**What this task involves:**
Please count the lines in these records that contain "JSON" and give only that count.

**Task input:**
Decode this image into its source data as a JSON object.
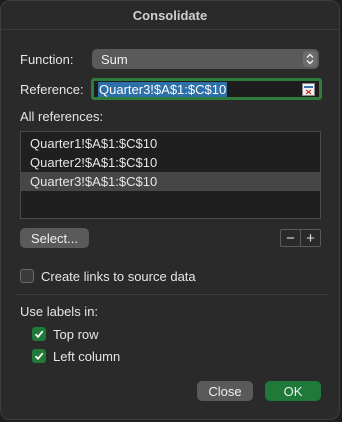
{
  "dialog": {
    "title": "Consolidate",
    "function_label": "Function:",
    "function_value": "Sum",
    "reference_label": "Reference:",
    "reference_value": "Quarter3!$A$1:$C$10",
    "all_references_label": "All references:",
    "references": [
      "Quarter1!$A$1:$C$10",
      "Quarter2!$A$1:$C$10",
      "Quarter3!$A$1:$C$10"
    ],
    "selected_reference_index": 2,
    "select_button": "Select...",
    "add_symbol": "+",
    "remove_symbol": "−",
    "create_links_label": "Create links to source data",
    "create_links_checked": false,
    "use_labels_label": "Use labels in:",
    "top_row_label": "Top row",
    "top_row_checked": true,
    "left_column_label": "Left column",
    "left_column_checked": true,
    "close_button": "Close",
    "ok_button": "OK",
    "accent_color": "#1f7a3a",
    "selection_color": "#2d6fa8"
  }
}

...

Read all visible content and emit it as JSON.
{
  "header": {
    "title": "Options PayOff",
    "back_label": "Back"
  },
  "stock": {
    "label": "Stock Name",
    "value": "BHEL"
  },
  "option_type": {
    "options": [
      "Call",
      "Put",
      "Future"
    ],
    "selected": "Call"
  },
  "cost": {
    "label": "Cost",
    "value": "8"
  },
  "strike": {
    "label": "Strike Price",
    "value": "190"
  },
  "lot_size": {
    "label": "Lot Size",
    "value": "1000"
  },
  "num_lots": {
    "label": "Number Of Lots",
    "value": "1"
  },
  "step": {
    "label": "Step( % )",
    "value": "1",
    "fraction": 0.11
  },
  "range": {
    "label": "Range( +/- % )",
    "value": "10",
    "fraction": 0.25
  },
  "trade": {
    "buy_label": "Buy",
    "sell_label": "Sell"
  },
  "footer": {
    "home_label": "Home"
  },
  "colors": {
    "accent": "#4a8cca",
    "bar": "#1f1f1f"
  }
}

**Output of the exercise:**
2